Time for family home evening. On nights like this why do we even try? Oh yeah, so we don't have to try and fit it in later in our crazy week. We sit down. I sit on the opposite end of the room from where I usually do. I want to distance myself from family night. The birthday baby is crying. I want to cry with her. Deep breathe.
Daddy conducts for me because I'm not in the mood even though it's my turn. As we go through the opening song, prayer, article of faith, testimony, family business, my heart is not in it. I'm irritated with everything. I go into the other room to make a bottle so Leisl will be quiet. I realize it's Darla's turn to teach the lesson. That's code for Mommy's turn. I don't have anything prepared but a lecture/whine-fest. I grab my scriptures because last week when it was Leisl's turn I challenged our family to open the scriptures at every family night.
I turn to the topical guide. I see the word Home. I hear the words to the song, "Home can be a heaven on earth" in my head.
I inwardly scoff.
It's Darla's turn.

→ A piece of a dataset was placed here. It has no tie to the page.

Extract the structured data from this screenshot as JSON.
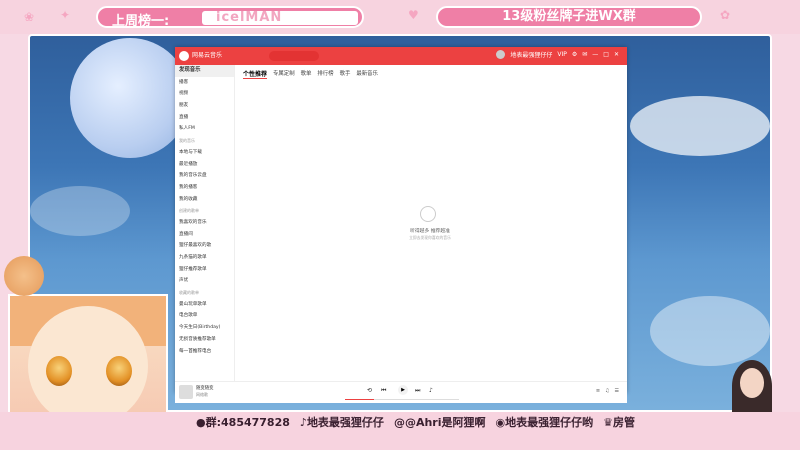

She brings her cute little chubby self over to me. She knows I'll help her "teach her wesson". I say the words in her ear and she repeats them in her cute 2-year-old voice.
"In ow house we feew wots of fings. We feew mad, we feew sad, we feew tie-owed (yes this is how Mommy is feeling) we feew happy and 'cited (wishful thinking), and sometimes we can feew duh spiwit (my heart starts to soften)."
I tell the kids that Pres. Hinkley told us that there are two places on earth we can feel the spirit stronger than anywhere else . . . where do you think those two places are"
Darla calls on Kabe, "the temple and the church".
We talk about the temple, "it is Heavenly Father's house, it is clean and quiet and beautiful. We always use our most reverent voice in the temple and always think the best of others.
The other place is not the church. It's a place where we should always feel loved, and safe, and accepted. A place where we can be ourselves and bear our hearts and do the things we love to do."
Brigham has a blank look on his face - today has been particularly hard for him. "Where is this other place?"
The room is quiet. The big kids know the answer but today has made them question the description I just gave. From my lap Darla interrupts without any prompting from me, "Ows Home".
This is when I start to cry.
I talk about how our home didn't feel like heaven today. I tell them how sorry I am for the way I behaved, how I drove the spirit out of our home. I promise them that I'll do better, try harder to invite the spirit. I tell them how badly I WANT the spirit to be here, how much I want our home to be like heaven.
Then I ask a question, "Can I make our home a heaven?"
They all nod their heads vigorously. A happy Mom means a happy home. I have that much power here, they trust me that much.
"No I can't. Daddy and I can't, Ksenya and Brigham can't, Kabe and Ayvri can't. We ALL have to work to invite the Spirit to make our home a heaven. It only takes one person to drive him out, but it takes ALL of us to invite him in".
Suddenly I realize, our house feels different. Gone are the feelings of anger and frustration and resentment. I don't want to run away and hide, I just want to sit there and stare into their amazing faces. They forgive me. My Heavenly Father forgives me. He knew I'd have this day. He knew I needed this lesson.
There may not be a manual for Mommyhood, but the Savior, through His infinite atonement has given us the answers we need to every problem. They are in the principles of the gospel, they are in the words of the prophets, they are in the counsel and support of a loving husband and they are given to us in our hour of need when we finally humble ourselves and ask for direction from the Spirit.
Today will be better. It may not be perfect. It may not be heaven. But it will be better as we diligently focus on inviting the spirit into our home.